__Study material__:

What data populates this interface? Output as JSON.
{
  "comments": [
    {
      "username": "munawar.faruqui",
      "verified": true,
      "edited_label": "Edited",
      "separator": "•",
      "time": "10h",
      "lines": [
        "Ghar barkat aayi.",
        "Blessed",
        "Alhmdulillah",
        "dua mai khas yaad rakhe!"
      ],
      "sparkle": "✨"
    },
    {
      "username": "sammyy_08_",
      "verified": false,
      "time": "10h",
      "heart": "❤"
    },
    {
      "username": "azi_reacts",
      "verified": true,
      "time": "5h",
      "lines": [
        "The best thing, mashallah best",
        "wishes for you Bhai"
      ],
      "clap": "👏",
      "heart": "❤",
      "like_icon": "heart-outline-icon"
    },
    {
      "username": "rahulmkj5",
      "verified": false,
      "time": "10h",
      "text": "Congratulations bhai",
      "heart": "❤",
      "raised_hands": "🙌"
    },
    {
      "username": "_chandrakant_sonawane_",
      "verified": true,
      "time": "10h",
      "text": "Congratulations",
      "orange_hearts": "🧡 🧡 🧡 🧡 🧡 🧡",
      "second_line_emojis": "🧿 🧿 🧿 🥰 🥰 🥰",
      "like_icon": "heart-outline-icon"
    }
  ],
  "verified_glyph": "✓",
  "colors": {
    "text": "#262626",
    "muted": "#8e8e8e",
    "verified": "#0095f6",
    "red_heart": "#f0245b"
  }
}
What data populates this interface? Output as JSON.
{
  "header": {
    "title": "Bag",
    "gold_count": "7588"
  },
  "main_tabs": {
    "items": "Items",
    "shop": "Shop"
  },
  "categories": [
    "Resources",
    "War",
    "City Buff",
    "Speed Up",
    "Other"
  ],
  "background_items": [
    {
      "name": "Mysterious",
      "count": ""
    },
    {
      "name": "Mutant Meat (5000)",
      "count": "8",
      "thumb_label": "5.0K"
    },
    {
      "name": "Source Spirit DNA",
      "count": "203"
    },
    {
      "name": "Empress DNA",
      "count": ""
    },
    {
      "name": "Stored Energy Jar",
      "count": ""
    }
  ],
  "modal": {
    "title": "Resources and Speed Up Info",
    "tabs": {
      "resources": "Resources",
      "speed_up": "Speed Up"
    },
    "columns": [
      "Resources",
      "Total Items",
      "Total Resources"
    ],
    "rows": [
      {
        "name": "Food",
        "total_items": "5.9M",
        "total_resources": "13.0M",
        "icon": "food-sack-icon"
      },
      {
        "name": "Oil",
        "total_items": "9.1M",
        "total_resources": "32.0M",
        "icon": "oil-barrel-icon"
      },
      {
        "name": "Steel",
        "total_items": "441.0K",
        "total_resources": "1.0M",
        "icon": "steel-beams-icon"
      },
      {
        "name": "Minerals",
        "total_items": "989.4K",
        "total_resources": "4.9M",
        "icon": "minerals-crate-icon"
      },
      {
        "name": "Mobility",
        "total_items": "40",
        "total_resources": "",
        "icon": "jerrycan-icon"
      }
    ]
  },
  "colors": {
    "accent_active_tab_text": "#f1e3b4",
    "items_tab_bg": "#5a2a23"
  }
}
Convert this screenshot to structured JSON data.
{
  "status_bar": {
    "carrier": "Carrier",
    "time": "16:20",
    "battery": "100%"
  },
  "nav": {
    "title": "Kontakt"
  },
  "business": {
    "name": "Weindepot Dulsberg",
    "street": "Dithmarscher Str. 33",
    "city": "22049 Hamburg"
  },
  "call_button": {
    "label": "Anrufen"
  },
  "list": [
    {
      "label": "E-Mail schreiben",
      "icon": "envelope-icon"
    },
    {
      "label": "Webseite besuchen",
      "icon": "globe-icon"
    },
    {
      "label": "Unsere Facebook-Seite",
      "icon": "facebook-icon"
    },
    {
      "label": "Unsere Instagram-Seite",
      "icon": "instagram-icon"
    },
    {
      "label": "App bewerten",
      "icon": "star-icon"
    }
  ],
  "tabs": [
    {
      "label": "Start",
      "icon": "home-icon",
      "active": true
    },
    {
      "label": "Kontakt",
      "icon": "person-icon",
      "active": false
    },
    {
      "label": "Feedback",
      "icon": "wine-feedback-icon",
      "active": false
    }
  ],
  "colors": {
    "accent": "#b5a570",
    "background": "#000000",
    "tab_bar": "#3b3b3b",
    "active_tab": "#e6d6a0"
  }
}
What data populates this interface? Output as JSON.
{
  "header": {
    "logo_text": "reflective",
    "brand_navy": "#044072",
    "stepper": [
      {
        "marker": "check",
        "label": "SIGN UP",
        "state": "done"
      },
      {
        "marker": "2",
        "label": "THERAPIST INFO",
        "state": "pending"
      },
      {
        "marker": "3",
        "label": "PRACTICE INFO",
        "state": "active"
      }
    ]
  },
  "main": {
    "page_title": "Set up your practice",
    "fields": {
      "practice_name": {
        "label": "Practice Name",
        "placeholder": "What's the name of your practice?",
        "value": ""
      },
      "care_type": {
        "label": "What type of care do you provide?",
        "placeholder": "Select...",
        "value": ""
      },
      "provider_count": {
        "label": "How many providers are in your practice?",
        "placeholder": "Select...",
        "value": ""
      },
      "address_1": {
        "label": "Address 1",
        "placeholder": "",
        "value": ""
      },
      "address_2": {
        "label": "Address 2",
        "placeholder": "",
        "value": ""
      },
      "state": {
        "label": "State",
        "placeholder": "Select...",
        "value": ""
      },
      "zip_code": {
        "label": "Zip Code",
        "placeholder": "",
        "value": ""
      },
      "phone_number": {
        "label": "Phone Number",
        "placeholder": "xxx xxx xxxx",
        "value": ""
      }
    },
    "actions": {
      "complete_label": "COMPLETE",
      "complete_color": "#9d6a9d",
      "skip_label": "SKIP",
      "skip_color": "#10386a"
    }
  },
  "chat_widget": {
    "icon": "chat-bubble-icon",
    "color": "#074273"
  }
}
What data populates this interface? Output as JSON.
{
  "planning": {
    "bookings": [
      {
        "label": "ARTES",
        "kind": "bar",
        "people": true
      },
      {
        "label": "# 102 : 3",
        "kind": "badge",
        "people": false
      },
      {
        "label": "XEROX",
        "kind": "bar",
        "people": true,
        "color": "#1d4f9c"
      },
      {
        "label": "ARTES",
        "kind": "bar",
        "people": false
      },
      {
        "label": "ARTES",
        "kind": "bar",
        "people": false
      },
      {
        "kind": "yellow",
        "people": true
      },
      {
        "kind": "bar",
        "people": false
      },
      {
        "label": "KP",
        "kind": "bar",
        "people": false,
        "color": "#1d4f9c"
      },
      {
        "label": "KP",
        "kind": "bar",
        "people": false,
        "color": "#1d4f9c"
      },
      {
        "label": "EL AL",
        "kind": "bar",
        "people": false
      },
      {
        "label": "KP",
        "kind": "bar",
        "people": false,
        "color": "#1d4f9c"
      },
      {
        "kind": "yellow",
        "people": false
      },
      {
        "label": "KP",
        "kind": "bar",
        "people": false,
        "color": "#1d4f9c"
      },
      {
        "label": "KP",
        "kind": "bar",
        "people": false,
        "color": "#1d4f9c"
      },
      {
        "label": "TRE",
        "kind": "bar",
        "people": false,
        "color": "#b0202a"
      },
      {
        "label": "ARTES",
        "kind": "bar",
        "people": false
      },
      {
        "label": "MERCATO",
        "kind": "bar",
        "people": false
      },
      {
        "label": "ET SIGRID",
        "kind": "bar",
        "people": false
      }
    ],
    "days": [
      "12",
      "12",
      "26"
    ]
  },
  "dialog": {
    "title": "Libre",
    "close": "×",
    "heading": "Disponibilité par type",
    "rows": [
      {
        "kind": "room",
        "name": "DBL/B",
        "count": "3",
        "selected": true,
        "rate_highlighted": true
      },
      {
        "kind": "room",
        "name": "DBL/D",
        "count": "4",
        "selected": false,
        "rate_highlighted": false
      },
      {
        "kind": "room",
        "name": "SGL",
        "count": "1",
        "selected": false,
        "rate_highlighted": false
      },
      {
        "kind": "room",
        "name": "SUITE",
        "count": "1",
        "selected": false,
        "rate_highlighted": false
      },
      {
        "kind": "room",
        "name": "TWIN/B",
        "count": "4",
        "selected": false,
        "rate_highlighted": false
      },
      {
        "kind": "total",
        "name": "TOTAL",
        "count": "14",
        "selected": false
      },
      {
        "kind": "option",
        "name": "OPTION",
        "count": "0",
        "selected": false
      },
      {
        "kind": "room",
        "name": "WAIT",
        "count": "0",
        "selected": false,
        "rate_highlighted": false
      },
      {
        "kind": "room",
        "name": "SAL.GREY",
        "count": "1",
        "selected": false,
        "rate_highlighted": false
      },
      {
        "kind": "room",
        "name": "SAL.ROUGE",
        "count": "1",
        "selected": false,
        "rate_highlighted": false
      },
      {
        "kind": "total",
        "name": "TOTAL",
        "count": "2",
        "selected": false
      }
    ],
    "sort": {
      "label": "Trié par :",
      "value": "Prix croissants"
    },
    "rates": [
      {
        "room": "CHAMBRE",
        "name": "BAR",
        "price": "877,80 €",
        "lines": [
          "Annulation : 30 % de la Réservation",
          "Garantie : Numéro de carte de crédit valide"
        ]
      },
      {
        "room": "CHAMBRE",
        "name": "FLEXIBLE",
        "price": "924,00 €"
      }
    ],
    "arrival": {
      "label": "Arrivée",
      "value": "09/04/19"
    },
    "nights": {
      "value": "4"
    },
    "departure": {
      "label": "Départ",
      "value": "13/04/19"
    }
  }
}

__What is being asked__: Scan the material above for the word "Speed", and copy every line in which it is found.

__Written response__:
    "Speed Up",
    "title": "Resources and Speed Up Info",
      "speed_up": "Speed Up"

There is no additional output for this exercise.